David Leonhardt has a bizarre idea of why Trump is now beholden to the Republican-controlled congress (“Weak Trump, Strong Paul Ryan,” The New York Times, 6/12/2017):
The biggest priority for today’s Congressional Republicans is shrinking the size of government so they can cut taxes for the wealthy.
Donald Trump, on the other hand, managed to win the presidency on an agenda that promised robust government programs in health care, retirement and other areas.
But as we know of Trump, his position on just about anything will change. He also won on a promise to put Hillary Clinton in jail, ban Muslims from entering the country, and courting the white nationalist underbelly of America.
Anyway, Leonhardt’s idea is that Trump’s noncommitment to any ideology other than the furtherance of himself made it questionable just how far ideologues like Paul Ryan could pull him to sign Republican legislation, especially because the proposed health care bill is the exact opposite of the lower premiums and universal coverage Trump pledged during his campaign. Leonhardt thinks the bubbling Russia scandal gives the Republican congress an edge. He quotes Paul Starr, a sociologist:
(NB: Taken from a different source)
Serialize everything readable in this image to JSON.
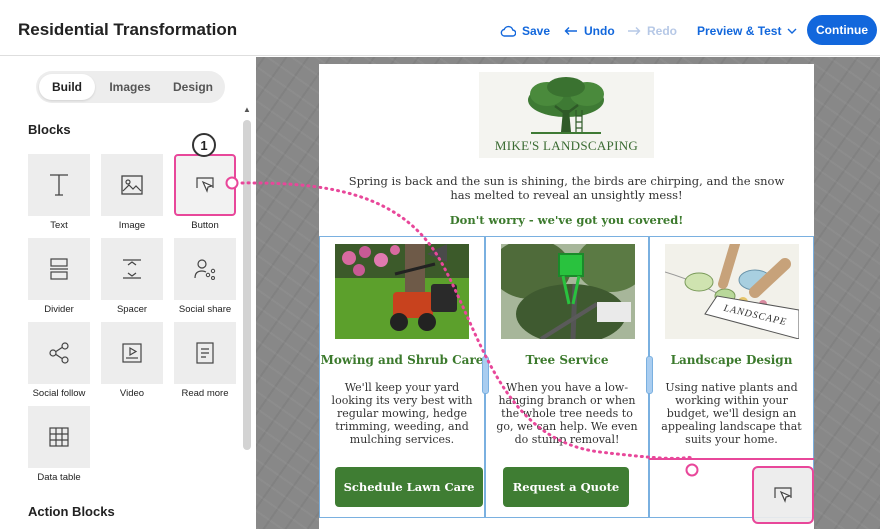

Donald Trump is now totally dependent on congressional Republicans to avoid impeachment and therefore has no choice but to be a cheerleader for their policies and to sign whatever legislation they send him.
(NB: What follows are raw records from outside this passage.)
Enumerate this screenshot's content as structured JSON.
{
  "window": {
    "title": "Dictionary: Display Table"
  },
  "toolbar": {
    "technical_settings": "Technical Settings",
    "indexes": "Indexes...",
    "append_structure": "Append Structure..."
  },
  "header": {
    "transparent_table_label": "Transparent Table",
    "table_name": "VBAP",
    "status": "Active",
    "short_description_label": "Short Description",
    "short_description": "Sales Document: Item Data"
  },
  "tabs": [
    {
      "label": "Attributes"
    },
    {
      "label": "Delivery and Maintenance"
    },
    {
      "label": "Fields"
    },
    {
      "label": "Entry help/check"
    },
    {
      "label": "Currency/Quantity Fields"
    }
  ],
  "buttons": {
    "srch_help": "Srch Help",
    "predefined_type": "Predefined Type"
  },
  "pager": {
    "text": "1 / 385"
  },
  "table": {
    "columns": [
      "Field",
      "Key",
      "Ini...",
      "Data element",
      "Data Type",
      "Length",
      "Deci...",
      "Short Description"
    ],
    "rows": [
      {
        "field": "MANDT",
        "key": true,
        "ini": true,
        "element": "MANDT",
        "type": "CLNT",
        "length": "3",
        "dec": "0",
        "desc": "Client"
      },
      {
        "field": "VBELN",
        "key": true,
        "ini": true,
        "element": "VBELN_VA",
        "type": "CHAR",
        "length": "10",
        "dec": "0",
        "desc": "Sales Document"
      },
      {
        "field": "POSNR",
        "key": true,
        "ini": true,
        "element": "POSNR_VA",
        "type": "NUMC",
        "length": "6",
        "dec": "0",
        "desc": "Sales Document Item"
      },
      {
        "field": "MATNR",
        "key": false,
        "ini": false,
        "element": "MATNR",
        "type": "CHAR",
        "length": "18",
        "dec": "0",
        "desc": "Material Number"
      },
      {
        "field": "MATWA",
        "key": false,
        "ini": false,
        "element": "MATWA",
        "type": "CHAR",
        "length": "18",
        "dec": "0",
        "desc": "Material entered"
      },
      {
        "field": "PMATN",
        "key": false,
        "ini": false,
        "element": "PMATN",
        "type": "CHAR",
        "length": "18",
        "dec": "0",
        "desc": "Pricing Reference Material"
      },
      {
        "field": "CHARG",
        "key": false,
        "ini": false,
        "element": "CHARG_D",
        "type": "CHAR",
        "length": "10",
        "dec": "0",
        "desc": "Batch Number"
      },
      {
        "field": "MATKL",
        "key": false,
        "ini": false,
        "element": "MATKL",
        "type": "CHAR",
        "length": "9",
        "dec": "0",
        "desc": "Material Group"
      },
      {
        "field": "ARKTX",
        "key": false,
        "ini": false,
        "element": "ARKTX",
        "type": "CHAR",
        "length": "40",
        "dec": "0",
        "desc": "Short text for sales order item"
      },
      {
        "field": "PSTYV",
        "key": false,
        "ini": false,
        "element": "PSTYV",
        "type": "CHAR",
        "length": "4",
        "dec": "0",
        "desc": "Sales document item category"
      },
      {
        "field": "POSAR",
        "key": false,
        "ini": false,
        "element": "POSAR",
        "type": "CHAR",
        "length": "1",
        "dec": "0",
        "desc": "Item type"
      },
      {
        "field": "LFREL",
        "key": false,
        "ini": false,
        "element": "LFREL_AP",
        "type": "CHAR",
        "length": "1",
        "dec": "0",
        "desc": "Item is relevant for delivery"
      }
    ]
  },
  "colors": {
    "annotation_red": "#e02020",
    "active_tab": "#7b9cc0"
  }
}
But because, as Leondhardt admits, Trump is only interested in “winning” and has zero interest in assisting in crafting policy, there was never any reason to doubt Trump would sign whatever piece of garbage the Republican congress sent to him. As I wrote back in January:
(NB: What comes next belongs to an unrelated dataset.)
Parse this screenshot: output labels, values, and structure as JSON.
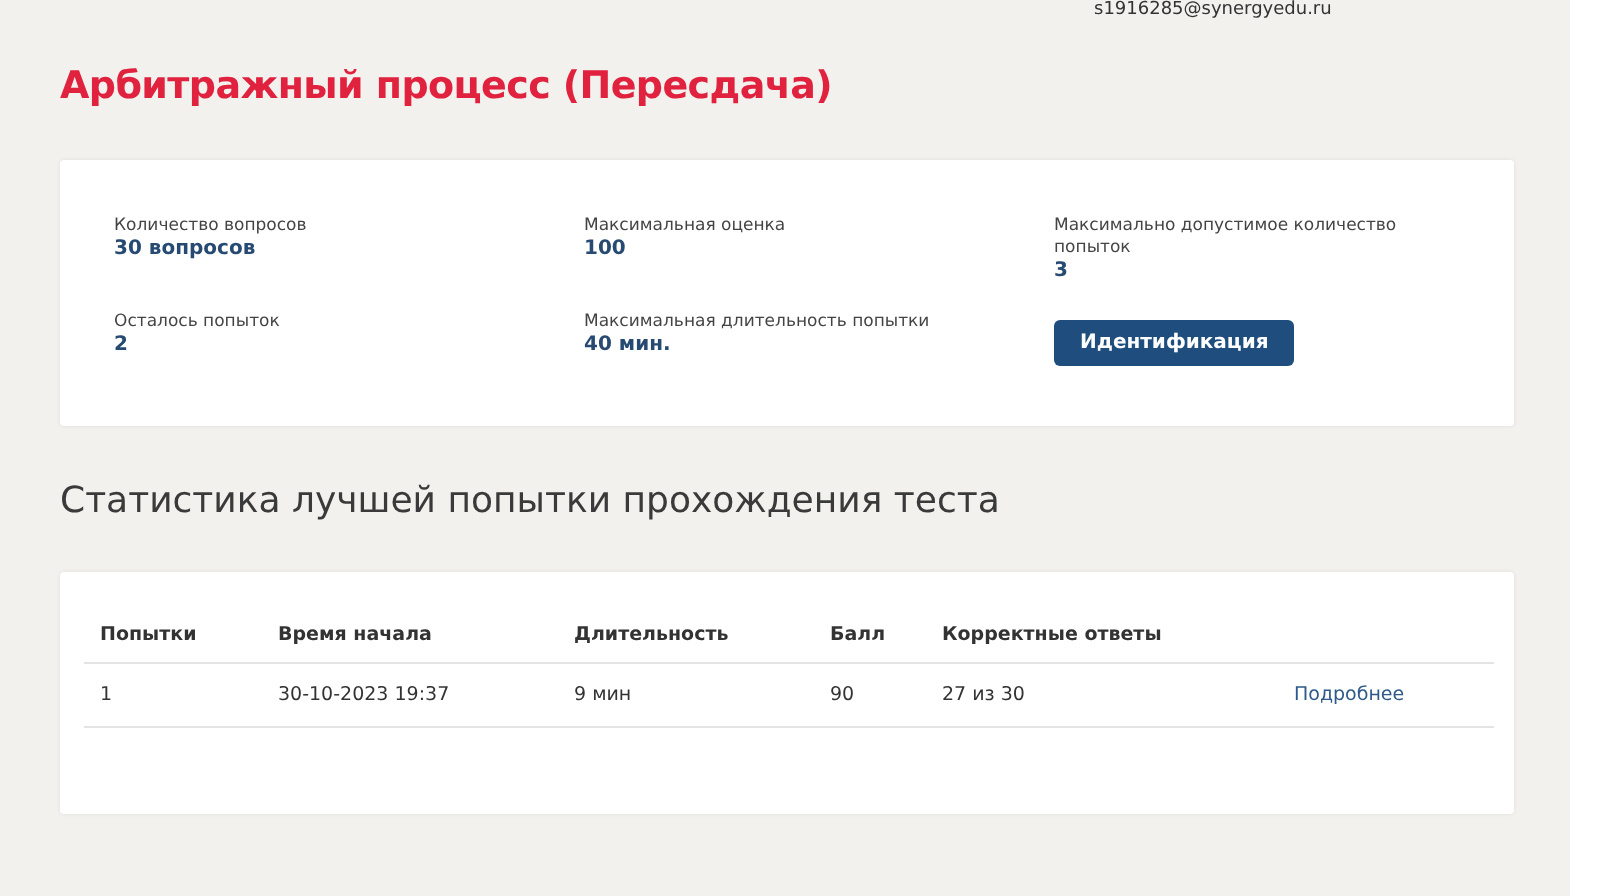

Any legislation they (the Republican congress) want they can put in front of Trump, and chances are he’ll sign it.
And [McCain will] vote affirmatively for Trump’s other picks. And he, along with the Republican-controlled congress and soon-to-be conservative-controlled Supreme Court, will ram through their ultraconservative agenda, doing their best to dangle shiny objects in front of Trump long enough to get him to sign the bills he hasn’t read that are put in front of him.
We know Trump has signed executive orders without actually reading them, and that was before the majority of his scandals happened or started heating up. Trump was on board with the initial draft of the health care bill and lambasted the Freedom Caucus when they announced their opposition to it, causing Ryan to cancel a vote. He’s on board with this draft, too. That’s because Trump doesn’t care what’s in the bill; he only cares that it looks like he’s doing something. How any of the actual legislation he winds up signing actually affects people he doesn’t care about, and he would have wound up agreeing with whatever Paul Ryan put in front of him regardless of however many scandals he did or didn’t have. He’s that much of a simpleton.
Maybe that will change should the Russia scandal become completely unmanageable and evermore damning, but in that case Trump will be at the mercy of the Republican congress to not impeach him—Trump still would sign their legislation regardless, if they can ever manage to hand him some.